- ASSIGNMENT
Each entry below should be echoed exactly, with pictures omitted.

═══

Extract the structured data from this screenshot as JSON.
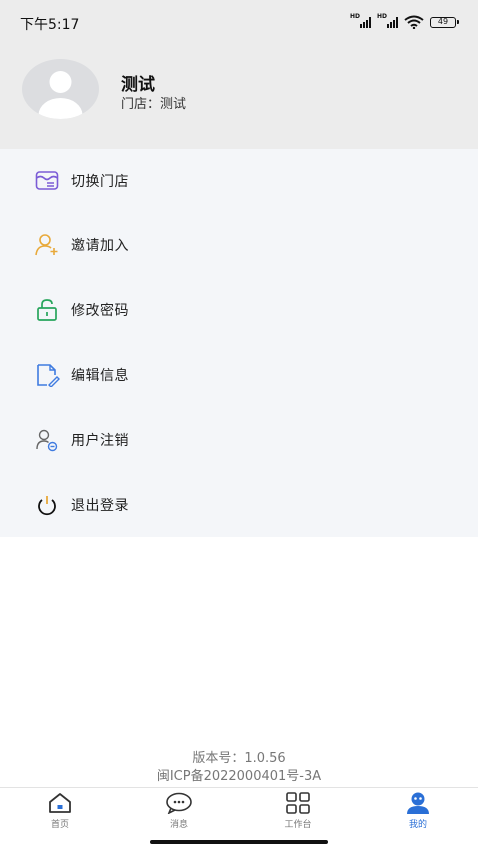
{
  "status_bar": {
    "time": "下午5:17",
    "network_1": "HD",
    "network_2": "HD",
    "battery": "49"
  },
  "profile": {
    "name": "测试",
    "store_label": "门店：",
    "store_value": "测试"
  },
  "menu": {
    "items": [
      {
        "label": "切换门店",
        "icon": "switch-store-icon",
        "color": "#7b5cd6"
      },
      {
        "label": "邀请加入",
        "icon": "add-user-icon",
        "color": "#e8a93a"
      },
      {
        "label": "修改密码",
        "icon": "unlock-icon",
        "color": "#27a55c"
      },
      {
        "label": "编辑信息",
        "icon": "edit-document-icon",
        "color": "#3f7be0"
      },
      {
        "label": "用户注销",
        "icon": "user-cancel-icon",
        "color": "#666666"
      },
      {
        "label": "退出登录",
        "icon": "power-icon",
        "color": "#111111"
      }
    ]
  },
  "footer": {
    "version": "版本号：1.0.56",
    "icp": "闽ICP备2022000401号-3A"
  },
  "tab_bar": {
    "tabs": [
      {
        "label": "首页",
        "icon": "home-icon"
      },
      {
        "label": "消息",
        "icon": "message-icon"
      },
      {
        "label": "工作台",
        "icon": "grid-icon"
      },
      {
        "label": "我的",
        "icon": "mine-icon",
        "active": true
      }
    ],
    "accent": "#2a6fd6"
  }
}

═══

- RESPONSE
Extract the structured data from this screenshot as JSON.
{
  "status_bar": {
    "time": "下午5:17",
    "network_1": "HD",
    "network_2": "HD",
    "battery": "49"
  },
  "profile": {
    "name": "测试",
    "store_label": "门店：",
    "store_value": "测试"
  },
  "menu": {
    "items": [
      {
        "label": "切换门店",
        "icon": "switch-store-icon",
        "color": "#7b5cd6"
      },
      {
        "label": "邀请加入",
        "icon": "add-user-icon",
        "color": "#e8a93a"
      },
      {
        "label": "修改密码",
        "icon": "unlock-icon",
        "color": "#27a55c"
      },
      {
        "label": "编辑信息",
        "icon": "edit-document-icon",
        "color": "#3f7be0"
      },
      {
        "label": "用户注销",
        "icon": "user-cancel-icon",
        "color": "#666666"
      },
      {
        "label": "退出登录",
        "icon": "power-icon",
        "color": "#111111"
      }
    ]
  },
  "footer": {
    "version": "版本号：1.0.56",
    "icp": "闽ICP备2022000401号-3A"
  },
  "tab_bar": {
    "tabs": [
      {
        "label": "首页",
        "icon": "home-icon"
      },
      {
        "label": "消息",
        "icon": "message-icon"
      },
      {
        "label": "工作台",
        "icon": "grid-icon"
      },
      {
        "label": "我的",
        "icon": "mine-icon",
        "active": true
      }
    ],
    "accent": "#2a6fd6"
  }
}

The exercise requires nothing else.